01: The Center for Progressive Christianity represents a unique attempt to market liberal Christianity and make it “user-friendly” to both church members and seekers.
The founding of CPC was inspired by the liberal and critical religious views of retired Episcopal bishop John Shelby Spong and is based at the Episcopal Divinity School in Boston. Its purpose is to encourage mainline churches, starting with the Episcopal Church and the United Church of Christ, “to care about people who find organized religion irrelevant, ineffectual, or repressive.” CPC, headed by Episcopal priest Jim Adams, used focus groups to insure that prospective members would find what they are seeking, while holding to its concerns with the equality of the world’s religions, gender and racial equality, and sexual freedom.
The center’s “eight points” includes the positions that Jesus is one of many gateways into the realm of God and that the Lord’s Supper is not partaking of Christ’s body and blood but a ritual meal projecting a vision of world peace. TCPC invites local congregations to affiliate with the “mother” organization, with degrees of affiliation offered.

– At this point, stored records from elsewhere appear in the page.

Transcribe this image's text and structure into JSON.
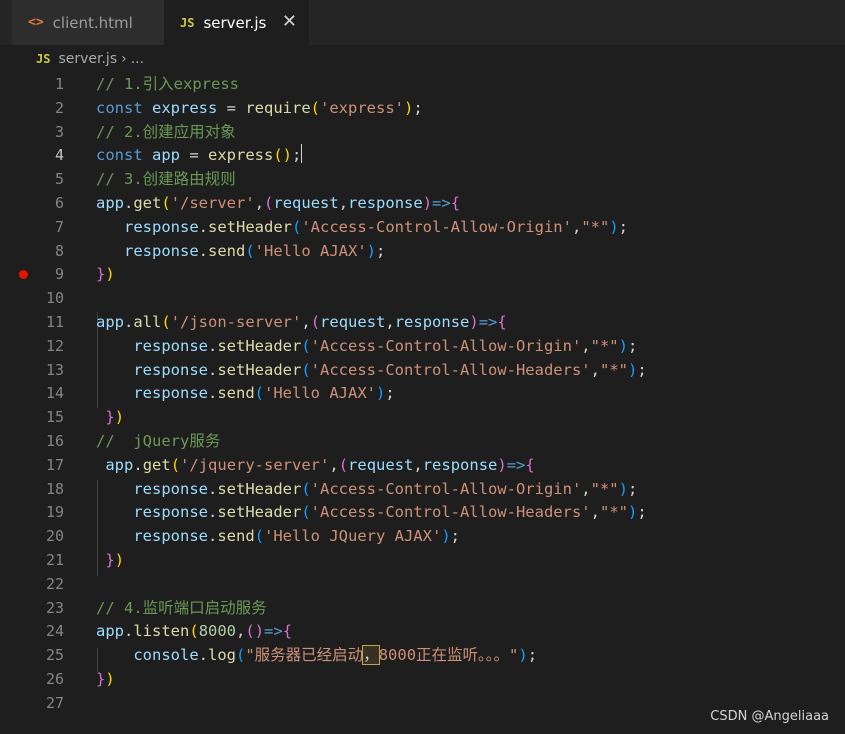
{
  "tabs": [
    {
      "icon": "<>",
      "label": "client.html"
    },
    {
      "icon": "JS",
      "label": "server.js",
      "close": "✕"
    }
  ],
  "breadcrumb": {
    "icon": "JS",
    "file": "server.js",
    "sep": "›",
    "rest": "..."
  },
  "lines": [
    {
      "n": "1",
      "t": [
        [
          "c",
          "// 1.引入express"
        ]
      ]
    },
    {
      "n": "2",
      "t": [
        [
          "k",
          "const"
        ],
        [
          "o",
          " "
        ],
        [
          "v",
          "express"
        ],
        [
          "o",
          " = "
        ],
        [
          "f",
          "require"
        ],
        [
          "p1",
          "("
        ],
        [
          "s",
          "'express'"
        ],
        [
          "p1",
          ")"
        ],
        [
          "o",
          ";"
        ]
      ]
    },
    {
      "n": "3",
      "t": [
        [
          "c",
          "// 2.创建应用对象"
        ]
      ]
    },
    {
      "n": "4",
      "t": [
        [
          "k",
          "const"
        ],
        [
          "o",
          " "
        ],
        [
          "v",
          "app"
        ],
        [
          "o",
          " = "
        ],
        [
          "f",
          "express"
        ],
        [
          "p1",
          "()"
        ],
        [
          "o",
          ";"
        ]
      ]
    },
    {
      "n": "5",
      "t": [
        [
          "c",
          "// 3.创建路由规则"
        ]
      ]
    },
    {
      "n": "6",
      "t": [
        [
          "v",
          "app"
        ],
        [
          "o",
          "."
        ],
        [
          "f",
          "get"
        ],
        [
          "p1",
          "("
        ],
        [
          "s",
          "'/server'"
        ],
        [
          "o",
          ","
        ],
        [
          "p2",
          "("
        ],
        [
          "v",
          "request"
        ],
        [
          "o",
          ","
        ],
        [
          "v",
          "response"
        ],
        [
          "p2",
          ")"
        ],
        [
          "k",
          "=>"
        ],
        [
          "p2",
          "{"
        ]
      ]
    },
    {
      "n": "7",
      "t": [
        [
          "o",
          "   "
        ],
        [
          "v",
          "response"
        ],
        [
          "o",
          "."
        ],
        [
          "f",
          "setHeader"
        ],
        [
          "p3",
          "("
        ],
        [
          "s",
          "'Access-Control-Allow-Origin'"
        ],
        [
          "o",
          ","
        ],
        [
          "s",
          "\"*\""
        ],
        [
          "p3",
          ")"
        ],
        [
          "o",
          ";"
        ]
      ]
    },
    {
      "n": "8",
      "t": [
        [
          "o",
          "   "
        ],
        [
          "v",
          "response"
        ],
        [
          "o",
          "."
        ],
        [
          "f",
          "send"
        ],
        [
          "p3",
          "("
        ],
        [
          "s",
          "'Hello AJAX'"
        ],
        [
          "p3",
          ")"
        ],
        [
          "o",
          ";"
        ]
      ]
    },
    {
      "n": "9",
      "t": [
        [
          "p2",
          "}"
        ],
        [
          "p1",
          ")"
        ]
      ]
    },
    {
      "n": "10",
      "t": []
    },
    {
      "n": "11",
      "t": [
        [
          "v",
          "app"
        ],
        [
          "o",
          "."
        ],
        [
          "f",
          "all"
        ],
        [
          "p1",
          "("
        ],
        [
          "s",
          "'/json-server'"
        ],
        [
          "o",
          ","
        ],
        [
          "p2",
          "("
        ],
        [
          "v",
          "request"
        ],
        [
          "o",
          ","
        ],
        [
          "v",
          "response"
        ],
        [
          "p2",
          ")"
        ],
        [
          "k",
          "=>"
        ],
        [
          "p2",
          "{"
        ]
      ]
    },
    {
      "n": "12",
      "t": [
        [
          "o",
          "    "
        ],
        [
          "v",
          "response"
        ],
        [
          "o",
          "."
        ],
        [
          "f",
          "setHeader"
        ],
        [
          "p3",
          "("
        ],
        [
          "s",
          "'Access-Control-Allow-Origin'"
        ],
        [
          "o",
          ","
        ],
        [
          "s",
          "\"*\""
        ],
        [
          "p3",
          ")"
        ],
        [
          "o",
          ";"
        ]
      ]
    },
    {
      "n": "13",
      "t": [
        [
          "o",
          "    "
        ],
        [
          "v",
          "response"
        ],
        [
          "o",
          "."
        ],
        [
          "f",
          "setHeader"
        ],
        [
          "p3",
          "("
        ],
        [
          "s",
          "'Access-Control-Allow-Headers'"
        ],
        [
          "o",
          ","
        ],
        [
          "s",
          "\"*\""
        ],
        [
          "p3",
          ")"
        ],
        [
          "o",
          ";"
        ]
      ]
    },
    {
      "n": "14",
      "t": [
        [
          "o",
          "    "
        ],
        [
          "v",
          "response"
        ],
        [
          "o",
          "."
        ],
        [
          "f",
          "send"
        ],
        [
          "p3",
          "("
        ],
        [
          "s",
          "'Hello AJAX'"
        ],
        [
          "p3",
          ")"
        ],
        [
          "o",
          ";"
        ]
      ]
    },
    {
      "n": "15",
      "t": [
        [
          "o",
          " "
        ],
        [
          "p2",
          "}"
        ],
        [
          "p1",
          ")"
        ]
      ]
    },
    {
      "n": "16",
      "t": [
        [
          "c",
          "//  jQuery服务"
        ]
      ]
    },
    {
      "n": "17",
      "t": [
        [
          "o",
          " "
        ],
        [
          "v",
          "app"
        ],
        [
          "o",
          "."
        ],
        [
          "f",
          "get"
        ],
        [
          "p1",
          "("
        ],
        [
          "s",
          "'/jquery-server'"
        ],
        [
          "o",
          ","
        ],
        [
          "p2",
          "("
        ],
        [
          "v",
          "request"
        ],
        [
          "o",
          ","
        ],
        [
          "v",
          "response"
        ],
        [
          "p2",
          ")"
        ],
        [
          "k",
          "=>"
        ],
        [
          "p2",
          "{"
        ]
      ]
    },
    {
      "n": "18",
      "t": [
        [
          "o",
          "    "
        ],
        [
          "v",
          "response"
        ],
        [
          "o",
          "."
        ],
        [
          "f",
          "setHeader"
        ],
        [
          "p3",
          "("
        ],
        [
          "s",
          "'Access-Control-Allow-Origin'"
        ],
        [
          "o",
          ","
        ],
        [
          "s",
          "\"*\""
        ],
        [
          "p3",
          ")"
        ],
        [
          "o",
          ";"
        ]
      ]
    },
    {
      "n": "19",
      "t": [
        [
          "o",
          "    "
        ],
        [
          "v",
          "response"
        ],
        [
          "o",
          "."
        ],
        [
          "f",
          "setHeader"
        ],
        [
          "p3",
          "("
        ],
        [
          "s",
          "'Access-Control-Allow-Headers'"
        ],
        [
          "o",
          ","
        ],
        [
          "s",
          "\"*\""
        ],
        [
          "p3",
          ")"
        ],
        [
          "o",
          ";"
        ]
      ]
    },
    {
      "n": "20",
      "t": [
        [
          "o",
          "    "
        ],
        [
          "v",
          "response"
        ],
        [
          "o",
          "."
        ],
        [
          "f",
          "send"
        ],
        [
          "p3",
          "("
        ],
        [
          "s",
          "'Hello JQuery AJAX'"
        ],
        [
          "p3",
          ")"
        ],
        [
          "o",
          ";"
        ]
      ]
    },
    {
      "n": "21",
      "t": [
        [
          "o",
          " "
        ],
        [
          "p2",
          "}"
        ],
        [
          "p1",
          ")"
        ]
      ]
    },
    {
      "n": "22",
      "t": []
    },
    {
      "n": "23",
      "t": [
        [
          "c",
          "// 4.监听端口启动服务"
        ]
      ]
    },
    {
      "n": "24",
      "t": [
        [
          "v",
          "app"
        ],
        [
          "o",
          "."
        ],
        [
          "f",
          "listen"
        ],
        [
          "p1",
          "("
        ],
        [
          "n",
          "8000"
        ],
        [
          "o",
          ","
        ],
        [
          "p2",
          "()"
        ],
        [
          "k",
          "=>"
        ],
        [
          "p2",
          "{"
        ]
      ]
    },
    {
      "n": "25",
      "t": [
        [
          "o",
          "    "
        ],
        [
          "v",
          "console"
        ],
        [
          "o",
          "."
        ],
        [
          "f",
          "log"
        ],
        [
          "p3",
          "("
        ],
        [
          "s",
          "\"服务器已经启动"
        ],
        [
          "hl",
          "，"
        ],
        [
          "s",
          "8000正在监听。。。\""
        ],
        [
          "p3",
          ")"
        ],
        [
          "o",
          ";"
        ]
      ]
    },
    {
      "n": "26",
      "t": [
        [
          "p2",
          "}"
        ],
        [
          "p1",
          ")"
        ]
      ]
    },
    {
      "n": "27",
      "t": []
    }
  ],
  "watermark": "CSDN @Angeliaaa"
}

(Source: Theology Today, January, 2001)
02: The Interfaith Council for Environmental Stewardship (ICES) was launched last year by leaders associated with the religious right.

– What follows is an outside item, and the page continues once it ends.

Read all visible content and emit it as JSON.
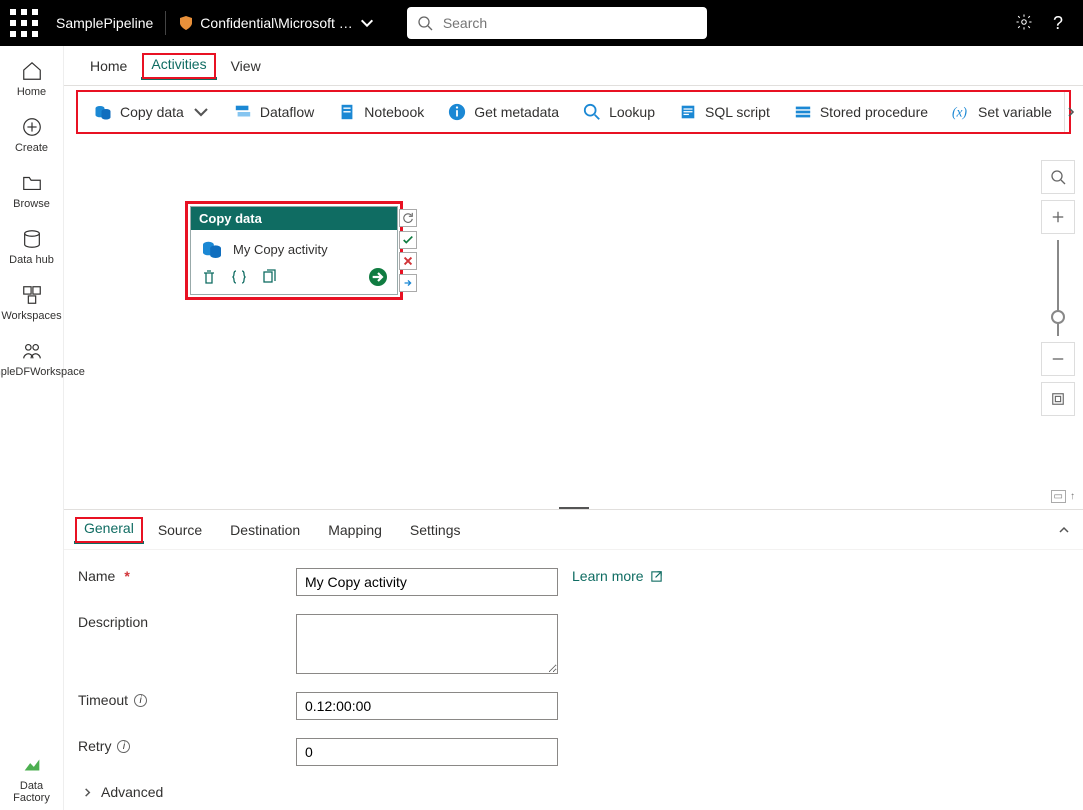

The group drafted the Cornwell Declaration on Environmental Stewardship, which holds that the free market rather than government action can resolve environmental issues and calls Christians to be responsible. caretakers of the earth’s resources. The group denounces much of the environmental movement for embracing “faulty” science that presents a “gloom-and-doom” view of the state of the earth.
The group does not plan to directly initiate environmental legislation. Among its participants are Focus on the Family’s James Dobson, Charles Colson, Rabi Daniel Lapin of Toward Tradition and Fr. Robert Sirico of the free market Acton Institute.
(Source: http://www.emagazine.com, January-February, 2001)